Moses Odjer and Clifford Aboagye were two others to create interest; “create” being the operative word as the pair served up a host of chances for their teammates. Diminutive in stature, but certainly not in character, they defy the stereotypical African midfielder identikit – the physical and domineering presence of centrefield – showing deft feints and sleight of touch to slip past opponents, dropping into pockets of space and showing a selflessness not seen in many others. Perhaps this is due to their relative youth; after all, they are two of the youngest in the squad, but it’s possibly also attributable to an innate tactical understanding, the very type that Tetteh says is generally lacking.
Regardless of the reasoning it was gratifying to see how well they held their own on the pitch, whether that was in central positions or wide, and though their influences varied from game to game, with inevitable lulls dispersed amongst the buzz of imaginative activity, the subtlety that laces their games is such a welcome change from the norm. It can’t be stressed how important the next few years are for the duo who, like the rest of the group – the third youngest at this year’s tournament with an average age of 19 years and two months – need time to mature at their own pace in an environment suited to their own specific talents.

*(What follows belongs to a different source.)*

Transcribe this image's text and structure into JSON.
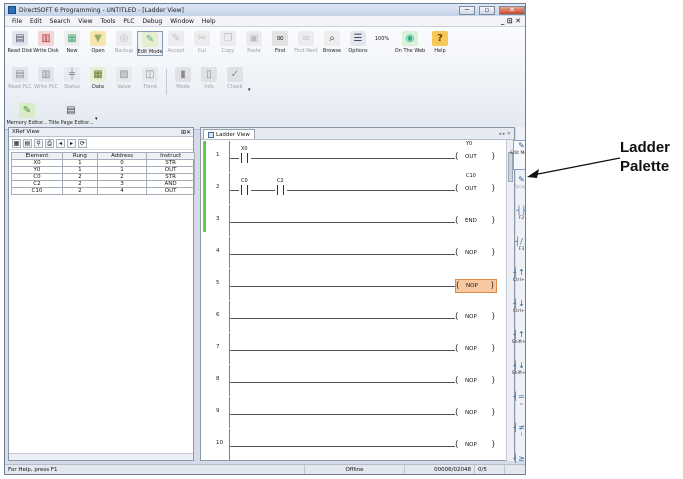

Though confusion reigns over his complete ownership, it’s no surprise to see Aboagye – who claimed the Bronze Ball for third best player at the tournament – on the books at Udinese, a club with a decent track record when it comes to giving youngsters of African descent a chance. He won’t have to go too far for guidance on how to avoid the obstacles that have stunted the development of many a promising talent. Emmanuel Agyemang-Badu, a Zebrette man himself and a member of the victorious group of ’09, is one of seven players from that squad to have accumulated 10 or more caps for the seniors, with himself, Dédé Ayew and Samuel Inkoom racking up 40 or more in their relatively brief careers thus far.
This year’s squad went to Turkey with the hope of repeating the previous generation’s historic triumph. They may have fallen agonisingly short but the ultimate goal, their continued improvement on the laborious passage from Satellites to Stars, is far from accomplished. In fact, this is just the beginning.